Across the entries that follow, count each line holding "JSON" and state the total alone.

# [Provided material]
********
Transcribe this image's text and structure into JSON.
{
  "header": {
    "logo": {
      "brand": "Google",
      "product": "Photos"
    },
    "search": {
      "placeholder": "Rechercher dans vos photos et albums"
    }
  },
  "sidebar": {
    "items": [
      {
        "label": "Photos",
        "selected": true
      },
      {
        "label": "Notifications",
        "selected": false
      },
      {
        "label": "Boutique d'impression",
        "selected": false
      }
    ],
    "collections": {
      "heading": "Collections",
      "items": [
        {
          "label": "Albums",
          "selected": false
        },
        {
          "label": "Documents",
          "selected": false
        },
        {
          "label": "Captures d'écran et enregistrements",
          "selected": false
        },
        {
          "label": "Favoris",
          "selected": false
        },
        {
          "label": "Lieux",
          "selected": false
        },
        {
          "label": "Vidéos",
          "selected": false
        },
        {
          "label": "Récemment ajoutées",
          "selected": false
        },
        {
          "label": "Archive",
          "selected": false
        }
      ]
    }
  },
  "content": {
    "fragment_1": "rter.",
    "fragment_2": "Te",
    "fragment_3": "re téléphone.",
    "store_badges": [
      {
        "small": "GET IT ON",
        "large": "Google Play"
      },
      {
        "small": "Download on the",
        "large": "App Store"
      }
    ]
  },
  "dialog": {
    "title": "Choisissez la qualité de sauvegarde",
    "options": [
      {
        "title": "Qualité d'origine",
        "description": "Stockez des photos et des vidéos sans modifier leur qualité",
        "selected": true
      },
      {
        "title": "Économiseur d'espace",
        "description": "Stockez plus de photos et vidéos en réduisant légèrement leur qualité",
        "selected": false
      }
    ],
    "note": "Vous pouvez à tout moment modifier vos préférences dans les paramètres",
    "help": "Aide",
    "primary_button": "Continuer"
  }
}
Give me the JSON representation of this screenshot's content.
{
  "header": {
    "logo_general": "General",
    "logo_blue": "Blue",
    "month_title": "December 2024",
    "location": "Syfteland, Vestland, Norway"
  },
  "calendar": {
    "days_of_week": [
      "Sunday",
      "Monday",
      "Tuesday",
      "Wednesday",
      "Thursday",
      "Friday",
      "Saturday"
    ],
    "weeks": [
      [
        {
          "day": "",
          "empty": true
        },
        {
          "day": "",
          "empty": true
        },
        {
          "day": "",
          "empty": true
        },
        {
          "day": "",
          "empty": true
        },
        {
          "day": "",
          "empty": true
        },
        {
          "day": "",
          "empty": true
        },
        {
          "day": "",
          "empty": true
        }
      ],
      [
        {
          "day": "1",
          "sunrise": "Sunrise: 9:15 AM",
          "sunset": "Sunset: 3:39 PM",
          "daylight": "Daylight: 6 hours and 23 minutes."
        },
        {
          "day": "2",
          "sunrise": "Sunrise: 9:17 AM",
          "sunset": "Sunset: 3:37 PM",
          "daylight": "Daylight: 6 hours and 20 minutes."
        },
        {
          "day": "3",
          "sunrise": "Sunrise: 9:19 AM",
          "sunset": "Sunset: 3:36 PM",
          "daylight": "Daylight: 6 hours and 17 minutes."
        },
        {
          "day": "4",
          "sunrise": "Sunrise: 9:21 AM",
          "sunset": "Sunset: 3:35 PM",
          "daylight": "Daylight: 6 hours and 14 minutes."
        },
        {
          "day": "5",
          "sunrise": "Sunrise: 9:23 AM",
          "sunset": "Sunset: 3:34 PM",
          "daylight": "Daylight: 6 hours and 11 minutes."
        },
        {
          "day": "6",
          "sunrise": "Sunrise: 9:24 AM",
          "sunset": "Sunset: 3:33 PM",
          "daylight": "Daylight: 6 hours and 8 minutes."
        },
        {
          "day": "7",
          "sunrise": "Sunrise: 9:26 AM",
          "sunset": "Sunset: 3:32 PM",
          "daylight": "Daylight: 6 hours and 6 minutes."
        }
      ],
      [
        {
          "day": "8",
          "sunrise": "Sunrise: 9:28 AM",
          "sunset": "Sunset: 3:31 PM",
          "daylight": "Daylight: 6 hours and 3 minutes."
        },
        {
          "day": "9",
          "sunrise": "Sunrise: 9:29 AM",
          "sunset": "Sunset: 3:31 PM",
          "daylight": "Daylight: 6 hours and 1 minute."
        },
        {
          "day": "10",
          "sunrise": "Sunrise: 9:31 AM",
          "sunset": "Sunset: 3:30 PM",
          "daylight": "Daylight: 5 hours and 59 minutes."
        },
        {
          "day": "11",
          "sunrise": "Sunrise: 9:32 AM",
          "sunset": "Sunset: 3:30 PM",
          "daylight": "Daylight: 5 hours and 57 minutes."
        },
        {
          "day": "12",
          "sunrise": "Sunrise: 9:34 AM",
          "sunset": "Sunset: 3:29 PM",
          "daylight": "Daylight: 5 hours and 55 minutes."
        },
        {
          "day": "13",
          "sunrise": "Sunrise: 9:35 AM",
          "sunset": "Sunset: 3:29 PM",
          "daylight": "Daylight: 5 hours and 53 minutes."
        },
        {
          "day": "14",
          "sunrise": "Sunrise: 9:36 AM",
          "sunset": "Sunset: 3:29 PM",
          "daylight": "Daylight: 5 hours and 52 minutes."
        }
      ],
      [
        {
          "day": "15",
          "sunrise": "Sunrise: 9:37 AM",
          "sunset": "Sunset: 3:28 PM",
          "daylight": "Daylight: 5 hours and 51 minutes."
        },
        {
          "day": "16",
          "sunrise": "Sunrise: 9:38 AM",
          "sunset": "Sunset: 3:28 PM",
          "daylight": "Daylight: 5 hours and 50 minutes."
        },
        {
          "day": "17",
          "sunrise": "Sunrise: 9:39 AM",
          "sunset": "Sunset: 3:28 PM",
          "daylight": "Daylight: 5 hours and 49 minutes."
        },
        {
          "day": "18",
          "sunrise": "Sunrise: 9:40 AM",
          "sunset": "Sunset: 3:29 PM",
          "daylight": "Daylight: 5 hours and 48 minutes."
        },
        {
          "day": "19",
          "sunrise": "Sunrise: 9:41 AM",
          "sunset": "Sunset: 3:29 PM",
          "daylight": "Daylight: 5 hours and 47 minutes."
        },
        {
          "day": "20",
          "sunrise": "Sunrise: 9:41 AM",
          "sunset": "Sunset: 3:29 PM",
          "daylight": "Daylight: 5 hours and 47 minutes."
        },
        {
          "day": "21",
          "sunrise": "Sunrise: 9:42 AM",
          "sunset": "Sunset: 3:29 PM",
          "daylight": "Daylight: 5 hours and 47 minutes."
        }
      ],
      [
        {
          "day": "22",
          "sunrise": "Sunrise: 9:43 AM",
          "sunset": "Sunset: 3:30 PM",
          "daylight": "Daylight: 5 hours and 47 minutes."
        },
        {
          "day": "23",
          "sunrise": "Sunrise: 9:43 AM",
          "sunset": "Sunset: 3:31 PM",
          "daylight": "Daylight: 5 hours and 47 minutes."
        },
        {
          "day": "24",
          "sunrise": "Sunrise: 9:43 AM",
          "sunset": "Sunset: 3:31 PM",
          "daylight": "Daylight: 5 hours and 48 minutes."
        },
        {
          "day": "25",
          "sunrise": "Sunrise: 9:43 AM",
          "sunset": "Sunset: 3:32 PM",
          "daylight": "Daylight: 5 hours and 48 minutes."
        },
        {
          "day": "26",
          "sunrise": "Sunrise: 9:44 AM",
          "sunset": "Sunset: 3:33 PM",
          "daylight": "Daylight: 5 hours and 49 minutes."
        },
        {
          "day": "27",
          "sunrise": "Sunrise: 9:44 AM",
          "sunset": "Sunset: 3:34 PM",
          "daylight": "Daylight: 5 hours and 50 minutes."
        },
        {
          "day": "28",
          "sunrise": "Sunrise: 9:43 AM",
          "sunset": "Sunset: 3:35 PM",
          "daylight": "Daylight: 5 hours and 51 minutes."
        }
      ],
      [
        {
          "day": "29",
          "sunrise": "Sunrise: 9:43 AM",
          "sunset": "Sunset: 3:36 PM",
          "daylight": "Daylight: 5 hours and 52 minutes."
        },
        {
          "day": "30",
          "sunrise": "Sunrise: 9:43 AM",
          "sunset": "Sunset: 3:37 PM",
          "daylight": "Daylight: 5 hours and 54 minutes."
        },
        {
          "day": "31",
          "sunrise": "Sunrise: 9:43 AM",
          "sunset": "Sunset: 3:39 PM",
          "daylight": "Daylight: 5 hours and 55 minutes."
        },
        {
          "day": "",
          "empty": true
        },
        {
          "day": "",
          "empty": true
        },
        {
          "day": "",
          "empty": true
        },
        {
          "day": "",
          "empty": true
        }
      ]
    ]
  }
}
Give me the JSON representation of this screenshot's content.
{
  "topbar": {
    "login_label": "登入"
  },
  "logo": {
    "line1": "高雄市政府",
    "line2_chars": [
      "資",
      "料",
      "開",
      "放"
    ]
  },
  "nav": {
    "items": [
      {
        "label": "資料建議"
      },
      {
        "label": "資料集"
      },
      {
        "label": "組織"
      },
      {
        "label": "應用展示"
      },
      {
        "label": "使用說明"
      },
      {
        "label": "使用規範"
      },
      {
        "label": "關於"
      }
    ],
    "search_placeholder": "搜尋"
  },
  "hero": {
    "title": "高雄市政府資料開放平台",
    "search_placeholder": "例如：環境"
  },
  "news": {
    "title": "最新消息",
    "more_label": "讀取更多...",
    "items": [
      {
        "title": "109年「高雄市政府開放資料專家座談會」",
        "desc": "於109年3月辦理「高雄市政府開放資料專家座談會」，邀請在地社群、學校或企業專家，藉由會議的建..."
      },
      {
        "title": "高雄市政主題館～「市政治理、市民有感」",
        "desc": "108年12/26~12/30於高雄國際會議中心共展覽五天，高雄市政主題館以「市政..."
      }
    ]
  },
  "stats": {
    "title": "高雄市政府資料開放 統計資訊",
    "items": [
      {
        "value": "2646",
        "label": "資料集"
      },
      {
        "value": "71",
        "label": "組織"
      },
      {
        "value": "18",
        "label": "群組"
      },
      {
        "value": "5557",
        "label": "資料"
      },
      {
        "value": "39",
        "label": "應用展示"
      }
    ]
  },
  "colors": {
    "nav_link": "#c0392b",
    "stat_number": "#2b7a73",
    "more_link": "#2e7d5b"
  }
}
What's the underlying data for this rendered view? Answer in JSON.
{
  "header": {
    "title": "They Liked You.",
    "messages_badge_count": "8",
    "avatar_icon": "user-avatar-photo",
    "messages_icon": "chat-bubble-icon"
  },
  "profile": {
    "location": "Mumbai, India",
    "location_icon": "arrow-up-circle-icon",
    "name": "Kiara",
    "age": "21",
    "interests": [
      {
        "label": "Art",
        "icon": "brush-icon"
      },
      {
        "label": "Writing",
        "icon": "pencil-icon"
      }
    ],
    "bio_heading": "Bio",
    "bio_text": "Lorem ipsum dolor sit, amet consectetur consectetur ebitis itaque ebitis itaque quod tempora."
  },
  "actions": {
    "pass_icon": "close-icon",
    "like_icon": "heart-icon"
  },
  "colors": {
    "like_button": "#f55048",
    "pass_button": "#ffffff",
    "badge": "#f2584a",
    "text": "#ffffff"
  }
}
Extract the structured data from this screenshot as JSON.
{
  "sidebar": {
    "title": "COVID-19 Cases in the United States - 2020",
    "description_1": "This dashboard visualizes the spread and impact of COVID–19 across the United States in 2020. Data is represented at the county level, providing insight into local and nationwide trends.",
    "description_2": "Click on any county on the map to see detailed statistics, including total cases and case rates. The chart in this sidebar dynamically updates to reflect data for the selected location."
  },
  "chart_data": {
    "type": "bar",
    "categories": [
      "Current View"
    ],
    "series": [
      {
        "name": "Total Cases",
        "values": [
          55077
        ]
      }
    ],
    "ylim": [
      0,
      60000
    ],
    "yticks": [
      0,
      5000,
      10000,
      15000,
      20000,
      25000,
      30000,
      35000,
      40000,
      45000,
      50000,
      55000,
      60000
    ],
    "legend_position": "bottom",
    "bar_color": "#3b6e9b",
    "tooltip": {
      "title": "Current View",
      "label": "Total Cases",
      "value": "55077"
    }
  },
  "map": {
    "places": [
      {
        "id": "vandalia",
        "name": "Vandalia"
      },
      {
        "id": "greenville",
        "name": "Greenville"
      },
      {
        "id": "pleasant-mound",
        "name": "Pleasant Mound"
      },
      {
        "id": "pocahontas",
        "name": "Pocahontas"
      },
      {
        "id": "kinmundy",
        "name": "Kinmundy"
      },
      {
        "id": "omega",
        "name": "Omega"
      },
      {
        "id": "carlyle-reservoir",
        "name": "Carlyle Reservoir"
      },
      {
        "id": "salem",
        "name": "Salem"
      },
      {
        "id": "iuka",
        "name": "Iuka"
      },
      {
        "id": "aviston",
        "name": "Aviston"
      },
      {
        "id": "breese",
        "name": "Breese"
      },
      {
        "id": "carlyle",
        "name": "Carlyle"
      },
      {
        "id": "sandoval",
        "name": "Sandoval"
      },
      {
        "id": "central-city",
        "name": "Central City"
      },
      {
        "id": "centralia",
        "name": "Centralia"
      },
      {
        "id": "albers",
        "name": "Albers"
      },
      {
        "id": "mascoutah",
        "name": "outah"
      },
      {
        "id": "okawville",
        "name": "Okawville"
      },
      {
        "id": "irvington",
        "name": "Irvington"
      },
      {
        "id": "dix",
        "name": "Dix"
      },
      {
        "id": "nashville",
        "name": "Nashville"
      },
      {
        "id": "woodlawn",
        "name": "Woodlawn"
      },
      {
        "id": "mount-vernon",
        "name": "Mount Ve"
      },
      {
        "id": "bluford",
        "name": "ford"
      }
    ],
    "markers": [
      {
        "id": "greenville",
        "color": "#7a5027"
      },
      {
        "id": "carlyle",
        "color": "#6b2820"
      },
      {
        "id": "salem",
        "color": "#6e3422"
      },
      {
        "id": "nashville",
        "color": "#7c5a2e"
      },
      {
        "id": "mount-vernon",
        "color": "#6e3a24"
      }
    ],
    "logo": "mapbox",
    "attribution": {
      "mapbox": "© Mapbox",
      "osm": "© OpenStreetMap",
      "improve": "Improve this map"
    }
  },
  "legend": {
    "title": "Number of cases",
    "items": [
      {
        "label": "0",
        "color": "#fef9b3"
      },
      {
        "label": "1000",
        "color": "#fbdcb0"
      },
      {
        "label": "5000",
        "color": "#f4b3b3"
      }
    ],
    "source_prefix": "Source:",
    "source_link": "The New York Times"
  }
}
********
# [Your response]
5